# Records to process:
═══
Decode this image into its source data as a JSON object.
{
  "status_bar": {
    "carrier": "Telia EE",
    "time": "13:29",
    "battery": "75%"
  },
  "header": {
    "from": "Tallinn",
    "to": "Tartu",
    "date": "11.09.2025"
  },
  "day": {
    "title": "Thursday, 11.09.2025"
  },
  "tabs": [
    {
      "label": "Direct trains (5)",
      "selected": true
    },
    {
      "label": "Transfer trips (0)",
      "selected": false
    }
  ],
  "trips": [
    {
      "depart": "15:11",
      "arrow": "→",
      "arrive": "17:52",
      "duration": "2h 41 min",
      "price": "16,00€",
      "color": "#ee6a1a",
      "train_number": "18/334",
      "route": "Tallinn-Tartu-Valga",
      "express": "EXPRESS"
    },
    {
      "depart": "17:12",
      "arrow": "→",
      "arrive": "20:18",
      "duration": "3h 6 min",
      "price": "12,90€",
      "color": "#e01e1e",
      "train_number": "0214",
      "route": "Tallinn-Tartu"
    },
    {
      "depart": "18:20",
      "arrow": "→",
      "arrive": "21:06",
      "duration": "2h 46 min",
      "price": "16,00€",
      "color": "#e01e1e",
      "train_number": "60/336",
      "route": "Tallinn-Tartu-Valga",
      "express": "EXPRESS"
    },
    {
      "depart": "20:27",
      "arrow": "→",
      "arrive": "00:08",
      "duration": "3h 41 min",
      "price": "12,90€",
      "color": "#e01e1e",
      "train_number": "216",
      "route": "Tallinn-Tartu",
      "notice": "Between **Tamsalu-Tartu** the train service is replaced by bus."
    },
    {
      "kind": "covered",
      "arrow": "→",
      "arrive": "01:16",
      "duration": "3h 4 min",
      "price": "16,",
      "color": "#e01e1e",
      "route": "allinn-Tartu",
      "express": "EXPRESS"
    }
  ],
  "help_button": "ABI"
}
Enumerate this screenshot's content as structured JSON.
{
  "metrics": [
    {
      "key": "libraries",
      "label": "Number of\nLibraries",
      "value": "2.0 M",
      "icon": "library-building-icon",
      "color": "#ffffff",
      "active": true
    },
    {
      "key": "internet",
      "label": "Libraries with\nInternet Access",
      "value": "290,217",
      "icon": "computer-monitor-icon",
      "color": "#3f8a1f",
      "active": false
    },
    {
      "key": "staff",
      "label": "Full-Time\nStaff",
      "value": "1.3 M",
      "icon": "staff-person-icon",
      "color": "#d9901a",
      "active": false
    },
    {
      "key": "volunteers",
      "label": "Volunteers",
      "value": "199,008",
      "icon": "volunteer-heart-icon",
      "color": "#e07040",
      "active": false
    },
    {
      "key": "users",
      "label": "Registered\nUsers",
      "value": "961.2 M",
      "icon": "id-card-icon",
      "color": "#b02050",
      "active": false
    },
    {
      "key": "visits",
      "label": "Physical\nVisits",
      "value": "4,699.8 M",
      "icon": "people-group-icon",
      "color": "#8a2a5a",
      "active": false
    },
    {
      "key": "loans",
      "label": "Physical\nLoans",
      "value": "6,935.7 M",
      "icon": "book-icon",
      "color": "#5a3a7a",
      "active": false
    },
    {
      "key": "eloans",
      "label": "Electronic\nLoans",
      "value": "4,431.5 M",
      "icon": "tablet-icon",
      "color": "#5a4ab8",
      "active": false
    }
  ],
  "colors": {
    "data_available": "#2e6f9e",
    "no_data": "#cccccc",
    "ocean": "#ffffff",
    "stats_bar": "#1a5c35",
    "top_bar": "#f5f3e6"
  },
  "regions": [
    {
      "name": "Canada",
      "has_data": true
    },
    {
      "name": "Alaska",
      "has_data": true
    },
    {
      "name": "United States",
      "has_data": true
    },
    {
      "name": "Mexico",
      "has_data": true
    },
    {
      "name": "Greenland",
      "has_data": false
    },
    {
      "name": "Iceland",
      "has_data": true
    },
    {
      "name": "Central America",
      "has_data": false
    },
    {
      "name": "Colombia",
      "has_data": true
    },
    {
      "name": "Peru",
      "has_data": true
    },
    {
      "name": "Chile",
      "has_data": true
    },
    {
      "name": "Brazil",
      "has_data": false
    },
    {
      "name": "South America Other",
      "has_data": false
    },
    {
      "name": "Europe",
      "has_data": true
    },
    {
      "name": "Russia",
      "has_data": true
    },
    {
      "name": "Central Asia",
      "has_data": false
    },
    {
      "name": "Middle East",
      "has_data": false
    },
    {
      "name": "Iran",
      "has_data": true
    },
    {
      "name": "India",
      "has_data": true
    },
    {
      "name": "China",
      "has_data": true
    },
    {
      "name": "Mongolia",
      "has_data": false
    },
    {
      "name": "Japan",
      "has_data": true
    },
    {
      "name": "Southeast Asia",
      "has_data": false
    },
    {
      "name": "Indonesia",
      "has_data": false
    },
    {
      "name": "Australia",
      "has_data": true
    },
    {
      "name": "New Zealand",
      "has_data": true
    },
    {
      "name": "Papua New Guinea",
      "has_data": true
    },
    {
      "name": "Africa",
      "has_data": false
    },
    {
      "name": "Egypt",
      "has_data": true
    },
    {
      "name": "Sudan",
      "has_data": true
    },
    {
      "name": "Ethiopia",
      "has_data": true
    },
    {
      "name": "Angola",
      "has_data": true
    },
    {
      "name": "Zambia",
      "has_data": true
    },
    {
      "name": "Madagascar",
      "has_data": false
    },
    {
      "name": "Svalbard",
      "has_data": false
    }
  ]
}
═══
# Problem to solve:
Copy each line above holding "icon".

# Response below:
      "icon": "library-building-icon",
      "icon": "computer-monitor-icon",
      "icon": "staff-person-icon",
      "icon": "volunteer-heart-icon",
      "icon": "id-card-icon",
      "icon": "people-group-icon",
      "icon": "book-icon",
      "icon": "tablet-icon",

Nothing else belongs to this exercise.